• Para. 43. Eventually the warranty liability was understated by an estimated $4.2 million. Managers including the CFO knew about it. Instead of fixing the error, Logitech decided to gradually increase the “reserve” (reserve is a word often used for either “liability” or “expense”…in this case liability) so the fix was less obvious in the financial statements. This was a very poor decision by upper management and not GAAP compliant.

• Para. 45. No one on Logitech’s accounting and finance team told the external auditors about the warranty issues. Auditors inquire about any such issues, per standard practice, and in paragraph 50, the SEC discloses that Logitech management simply failed to inform the external auditors about the warranty cost issues. We don’t know why the auditors did not catch the warranty errors during their audits.

• Para. 48. The warranty liability understatement grew to $17.2 million and eventually to over $21 million when Logitech’s net income was $71.5 million.

A Growing Problem

As often happens with these types of events, the problem grew. Eventually Logitech needed to record a one-time expense of over $21 million, about 30 percent of its net income. I’d like to know if they excluded this expense from their pro-forma, non-GAAP income measures.

Understanding that GAAP is not just a set of rules, and instead requires substantial judgments, faithfully applied, can help you develop interesting articles out of scenarios such as Logitech’s. Using SEC press releases can help you obtain the facts.
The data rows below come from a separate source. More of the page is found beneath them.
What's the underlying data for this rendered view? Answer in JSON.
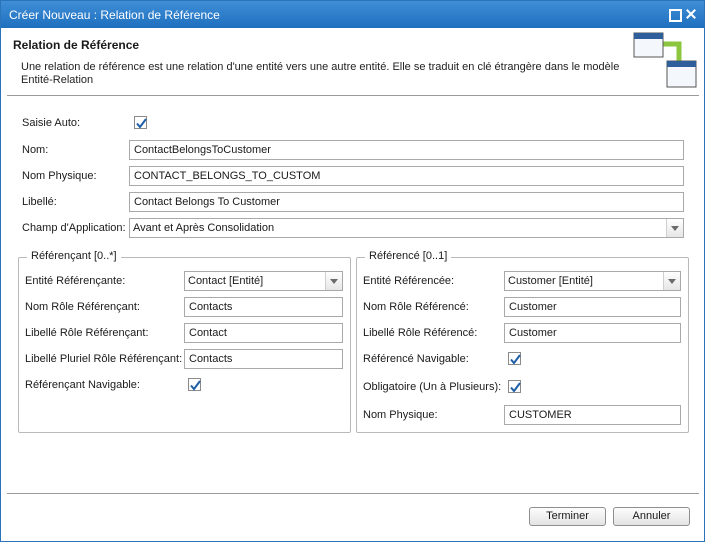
{
  "window": {
    "title": "Créer Nouveau : Relation de Référence"
  },
  "header": {
    "title": "Relation de Référence",
    "description": "Une relation de référence est une relation d'une entité vers une autre entité. Elle se traduit en clé étrangère dans le modèle Entité-Relation"
  },
  "form": {
    "saisie_auto_label": "Saisie Auto:",
    "saisie_auto_checked": true,
    "nom_label": "Nom:",
    "nom_value": "ContactBelongsToCustomer",
    "nom_physique_label": "Nom Physique:",
    "nom_physique_value": "CONTACT_BELONGS_TO_CUSTOM",
    "libelle_label": "Libellé:",
    "libelle_value": "Contact Belongs To Customer",
    "champ_label": "Champ d'Application:",
    "champ_value": "Avant et Après Consolidation"
  },
  "referencant": {
    "legend": "Référençant [0..*]",
    "entite_label": "Entité Référençante:",
    "entite_value": "Contact [Entité]",
    "nom_role_label": "Nom Rôle Référençant:",
    "nom_role_value": "Contacts",
    "libelle_role_label": "Libellé Rôle Référençant:",
    "libelle_role_value": "Contact",
    "libelle_pluriel_label": "Libellé Pluriel Rôle Référençant:",
    "libelle_pluriel_value": "Contacts",
    "navigable_label": "Référençant Navigable:",
    "navigable_checked": true
  },
  "reference": {
    "legend": "Référencé [0..1]",
    "entite_label": "Entité Référencée:",
    "entite_value": "Customer [Entité]",
    "nom_role_label": "Nom Rôle Référencé:",
    "nom_role_value": "Customer",
    "libelle_role_label": "Libellé Rôle Référencé:",
    "libelle_role_value": "Customer",
    "navigable_label": "Référencé Navigable:",
    "navigable_checked": true,
    "obligatoire_label": "Obligatoire (Un à Plusieurs):",
    "obligatoire_checked": true,
    "nom_physique_label": "Nom Physique:",
    "nom_physique_value": "CUSTOMER"
  },
  "buttons": {
    "finish": "Terminer",
    "cancel": "Annuler"
  },
  "colors": {
    "titlebar": "#1e6fbf",
    "check": "#1f5fa8"
  }
}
Consider the following interesting angles for articles:

  • Why did Logitech’s management choose not to follow GAAP?
  • Were management motivated to meet analyst earnings forecasts? Bonus objectives? Perhaps a strong-willed CFO or CEO influenced them? Perhaps they were just in denial, or was this a “group-think” gone wrong?
  • How did the SEC learn of the warranty problems?
  • Was there an internal whistle blower to the SEC? If so, what happened to the individuals involved?
  • Did any analysts question the low warranty costs Logitech recorded?
  • Did Logitech competitors have similar warranty problems, and how did they handle them?
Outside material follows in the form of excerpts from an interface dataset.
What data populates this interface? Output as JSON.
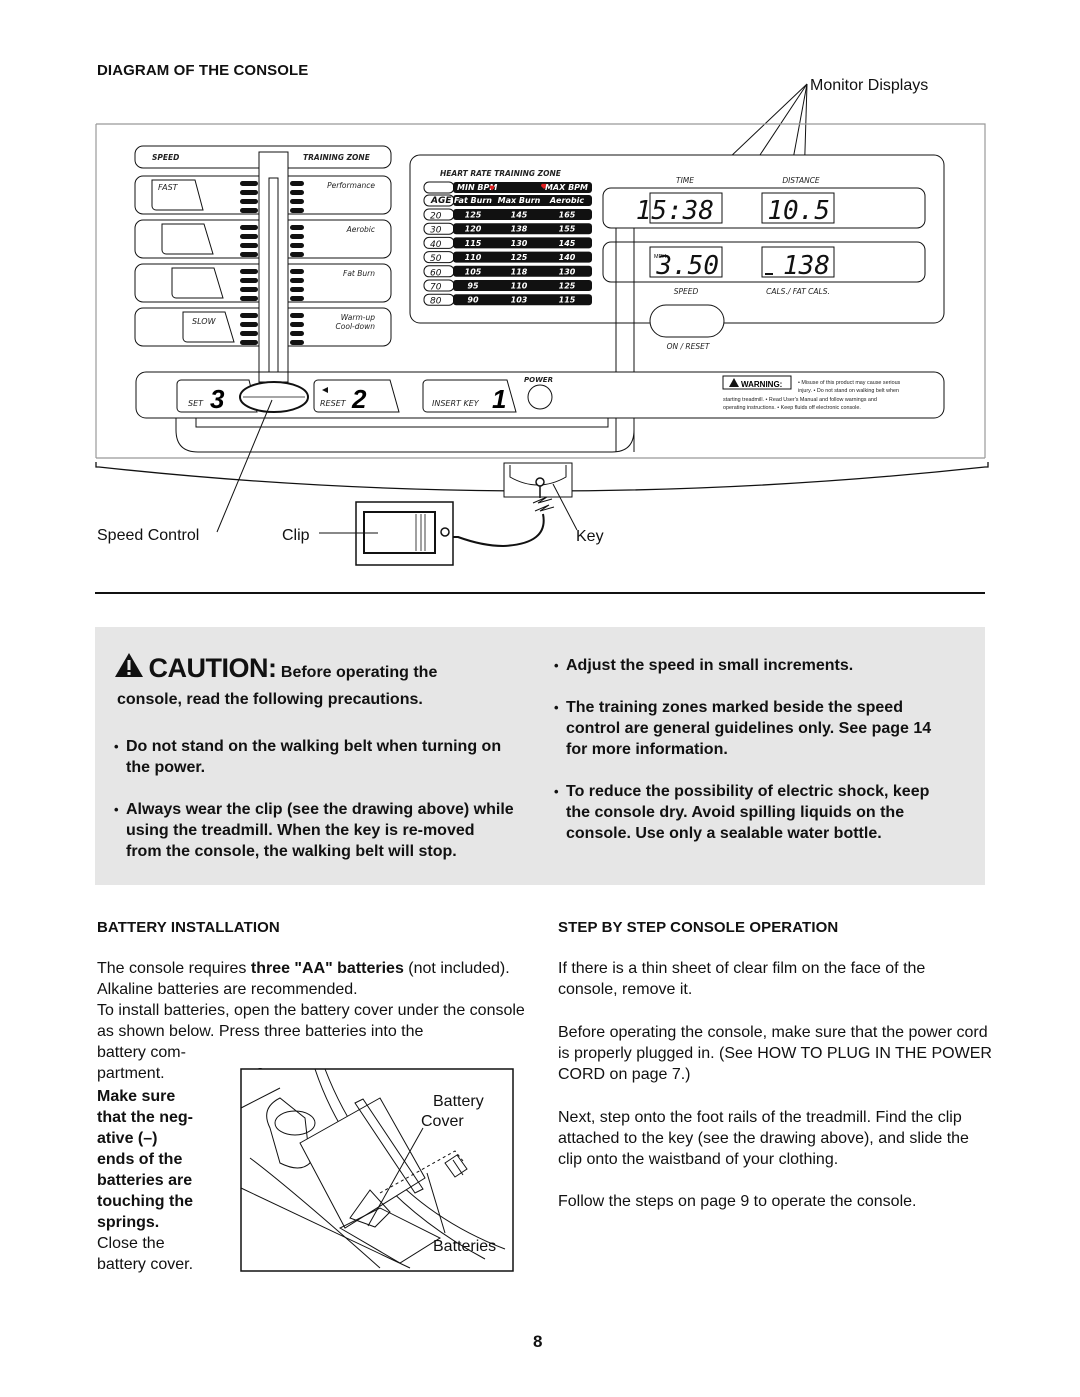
{
  "diagram": {
    "heading": "DIAGRAM OF THE CONSOLE",
    "callouts": {
      "monitor_displays": "Monitor Displays",
      "speed_control": "Speed Control",
      "clip": "Clip",
      "key": "Key"
    },
    "speed_panel": {
      "speed_header": "SPEED",
      "zone_header": "TRAINING ZONE",
      "fast": "FAST",
      "slow": "SLOW",
      "zones": [
        "Performance",
        "Aerobic",
        "Fat Burn",
        "Warm-up",
        "Cool-down"
      ]
    },
    "heart_rate": {
      "title": "HEART RATE TRAINING ZONE",
      "min_bpm": "MIN BPM",
      "max_bpm": "MAX BPM",
      "columns": [
        "AGE",
        "Fat Burn",
        "Max Burn",
        "Aerobic"
      ],
      "rows": [
        [
          "20",
          "125",
          "145",
          "165"
        ],
        [
          "30",
          "120",
          "138",
          "155"
        ],
        [
          "40",
          "115",
          "130",
          "145"
        ],
        [
          "50",
          "110",
          "125",
          "140"
        ],
        [
          "60",
          "105",
          "118",
          "130"
        ],
        [
          "70",
          "95",
          "110",
          "125"
        ],
        [
          "80",
          "90",
          "103",
          "115"
        ]
      ]
    },
    "monitor": {
      "time_label": "TIME",
      "time_value": "15:38",
      "distance_label": "DISTANCE",
      "distance_value": "10.5",
      "speed_label": "SPEED",
      "speed_unit": "MPH",
      "speed_value": "3.50",
      "cals_label": "CALS./ FAT CALS.",
      "cals_value": "138",
      "on_reset": "ON / RESET"
    },
    "steps": {
      "set_label": "SET",
      "set_num": "3",
      "reset_label": "RESET",
      "reset_num": "2",
      "insert_label": "INSERT KEY",
      "insert_num": "1",
      "power_label": "POWER"
    },
    "warning": {
      "badge": "WARNING:",
      "lines": [
        "• Misuse of this product may cause serious",
        "injury.  • Do not stand on walking belt when",
        "starting treadmill.  • Read User's Manual and follow warnings and",
        "operating instructions.  • Keep fluids off electronic console."
      ]
    }
  },
  "caution": {
    "title": "CAUTION:",
    "lead_inline": "Before operating the",
    "lead_rest": "console, read the following precautions.",
    "left_bullets": [
      "Do not stand on the walking belt when turning on the power.",
      "Always wear the clip (see the drawing above) while using the treadmill. When the key is re-moved from the console, the walking belt will stop."
    ],
    "right_bullets": [
      "Adjust the speed in small increments.",
      "The training zones marked beside the speed control are general guidelines only. See page 14 for more information.",
      "To reduce the possibility of electric shock, keep the console dry. Avoid spilling liquids on the console. Use only a sealable water bottle."
    ]
  },
  "battery": {
    "heading": "BATTERY INSTALLATION",
    "p1_a": "The console requires ",
    "p1_bold": "three \"AA\" batteries",
    "p1_b": " (not included). Alkaline batteries are recommended.",
    "p2": "To install batteries, open the battery cover under the console as shown below. Press three batteries into the",
    "p2_tail_lines": [
      "battery com-",
      "partment."
    ],
    "bold_lines": [
      "Make sure",
      "that the neg-",
      "ative (–)",
      "ends of the",
      "batteries are",
      "touching the",
      "springs."
    ],
    "close_lines": [
      "Close the",
      "battery cover."
    ],
    "figure_labels": {
      "cover": [
        "Battery",
        "Cover"
      ],
      "batteries": "Batteries"
    }
  },
  "operation": {
    "heading": "STEP BY STEP CONSOLE OPERATION",
    "paragraphs": [
      "If there is a thin sheet of clear film on the face of the console, remove it.",
      "Before operating the console, make sure that the power cord is properly plugged in. (See HOW TO PLUG IN THE POWER CORD on page 7.)",
      "Next, step onto the foot rails of the treadmill. Find the clip attached to the key (see the drawing above), and slide the clip onto the waistband of your clothing.",
      "Follow the steps on page 9 to operate the console."
    ]
  },
  "page_number": "8"
}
Steven Orpurt is a professor teaching corporate governance and sustainability in the W.P. Carey School of Business at Arizona State University.

Numbers and Finance Photo via Ken Teegardin, CC BY-SA 2.0